*PROBLEM*
Please reproduce the following records exactly as they appear.

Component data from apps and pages
· · · · · · ·

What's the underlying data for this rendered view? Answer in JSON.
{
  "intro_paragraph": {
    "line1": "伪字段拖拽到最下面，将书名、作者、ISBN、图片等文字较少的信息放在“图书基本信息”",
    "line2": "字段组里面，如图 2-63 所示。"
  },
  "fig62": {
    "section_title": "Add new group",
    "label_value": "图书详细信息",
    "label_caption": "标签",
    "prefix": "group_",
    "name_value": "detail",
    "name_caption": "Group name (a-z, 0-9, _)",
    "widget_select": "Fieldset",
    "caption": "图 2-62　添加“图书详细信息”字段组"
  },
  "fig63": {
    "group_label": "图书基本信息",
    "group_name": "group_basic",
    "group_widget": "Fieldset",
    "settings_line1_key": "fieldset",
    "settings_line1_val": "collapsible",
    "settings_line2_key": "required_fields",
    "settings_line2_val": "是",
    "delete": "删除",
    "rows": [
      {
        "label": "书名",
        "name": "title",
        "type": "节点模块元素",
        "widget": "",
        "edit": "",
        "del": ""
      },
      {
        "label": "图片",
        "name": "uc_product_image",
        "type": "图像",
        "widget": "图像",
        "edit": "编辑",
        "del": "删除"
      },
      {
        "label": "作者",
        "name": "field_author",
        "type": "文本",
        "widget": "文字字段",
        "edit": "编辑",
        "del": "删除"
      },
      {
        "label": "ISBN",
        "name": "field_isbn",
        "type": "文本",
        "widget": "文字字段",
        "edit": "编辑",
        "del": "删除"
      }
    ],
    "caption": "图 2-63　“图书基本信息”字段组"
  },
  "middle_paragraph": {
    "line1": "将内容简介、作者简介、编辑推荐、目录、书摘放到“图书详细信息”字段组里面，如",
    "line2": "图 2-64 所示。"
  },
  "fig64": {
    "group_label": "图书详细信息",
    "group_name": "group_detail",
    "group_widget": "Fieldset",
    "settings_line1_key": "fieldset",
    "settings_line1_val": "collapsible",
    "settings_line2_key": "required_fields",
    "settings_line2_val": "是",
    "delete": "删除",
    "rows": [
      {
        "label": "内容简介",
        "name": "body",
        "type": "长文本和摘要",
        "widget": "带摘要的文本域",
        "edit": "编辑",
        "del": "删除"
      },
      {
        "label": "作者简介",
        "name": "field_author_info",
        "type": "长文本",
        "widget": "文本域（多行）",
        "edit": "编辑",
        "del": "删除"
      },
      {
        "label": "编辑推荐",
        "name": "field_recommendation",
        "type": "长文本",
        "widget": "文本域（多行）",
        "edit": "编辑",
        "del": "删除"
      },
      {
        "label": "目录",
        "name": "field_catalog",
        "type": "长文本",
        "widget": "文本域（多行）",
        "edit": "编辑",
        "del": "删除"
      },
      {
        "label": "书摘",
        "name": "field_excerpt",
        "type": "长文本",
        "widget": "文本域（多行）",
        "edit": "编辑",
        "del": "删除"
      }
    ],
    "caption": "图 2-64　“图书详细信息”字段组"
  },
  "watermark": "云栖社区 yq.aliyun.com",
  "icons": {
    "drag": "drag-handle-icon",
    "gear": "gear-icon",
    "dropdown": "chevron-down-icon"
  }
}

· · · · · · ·

*EXERCISE RESULT*
What's the underlying data for this rendered view? Answer in JSON.
{
  "intro_paragraph": {
    "line1": "伪字段拖拽到最下面，将书名、作者、ISBN、图片等文字较少的信息放在“图书基本信息”",
    "line2": "字段组里面，如图 2-63 所示。"
  },
  "fig62": {
    "section_title": "Add new group",
    "label_value": "图书详细信息",
    "label_caption": "标签",
    "prefix": "group_",
    "name_value": "detail",
    "name_caption": "Group name (a-z, 0-9, _)",
    "widget_select": "Fieldset",
    "caption": "图 2-62　添加“图书详细信息”字段组"
  },
  "fig63": {
    "group_label": "图书基本信息",
    "group_name": "group_basic",
    "group_widget": "Fieldset",
    "settings_line1_key": "fieldset",
    "settings_line1_val": "collapsible",
    "settings_line2_key": "required_fields",
    "settings_line2_val": "是",
    "delete": "删除",
    "rows": [
      {
        "label": "书名",
        "name": "title",
        "type": "节点模块元素",
        "widget": "",
        "edit": "",
        "del": ""
      },
      {
        "label": "图片",
        "name": "uc_product_image",
        "type": "图像",
        "widget": "图像",
        "edit": "编辑",
        "del": "删除"
      },
      {
        "label": "作者",
        "name": "field_author",
        "type": "文本",
        "widget": "文字字段",
        "edit": "编辑",
        "del": "删除"
      },
      {
        "label": "ISBN",
        "name": "field_isbn",
        "type": "文本",
        "widget": "文字字段",
        "edit": "编辑",
        "del": "删除"
      }
    ],
    "caption": "图 2-63　“图书基本信息”字段组"
  },
  "middle_paragraph": {
    "line1": "将内容简介、作者简介、编辑推荐、目录、书摘放到“图书详细信息”字段组里面，如",
    "line2": "图 2-64 所示。"
  },
  "fig64": {
    "group_label": "图书详细信息",
    "group_name": "group_detail",
    "group_widget": "Fieldset",
    "settings_line1_key": "fieldset",
    "settings_line1_val": "collapsible",
    "settings_line2_key": "required_fields",
    "settings_line2_val": "是",
    "delete": "删除",
    "rows": [
      {
        "label": "内容简介",
        "name": "body",
        "type": "长文本和摘要",
        "widget": "带摘要的文本域",
        "edit": "编辑",
        "del": "删除"
      },
      {
        "label": "作者简介",
        "name": "field_author_info",
        "type": "长文本",
        "widget": "文本域（多行）",
        "edit": "编辑",
        "del": "删除"
      },
      {
        "label": "编辑推荐",
        "name": "field_recommendation",
        "type": "长文本",
        "widget": "文本域（多行）",
        "edit": "编辑",
        "del": "删除"
      },
      {
        "label": "目录",
        "name": "field_catalog",
        "type": "长文本",
        "widget": "文本域（多行）",
        "edit": "编辑",
        "del": "删除"
      },
      {
        "label": "书摘",
        "name": "field_excerpt",
        "type": "长文本",
        "widget": "文本域（多行）",
        "edit": "编辑",
        "del": "删除"
      }
    ],
    "caption": "图 2-64　“图书详细信息”字段组"
  },
  "watermark": "云栖社区 yq.aliyun.com",
  "icons": {
    "drag": "drag-handle-icon",
    "gear": "gear-icon",
    "dropdown": "chevron-down-icon"
  }
}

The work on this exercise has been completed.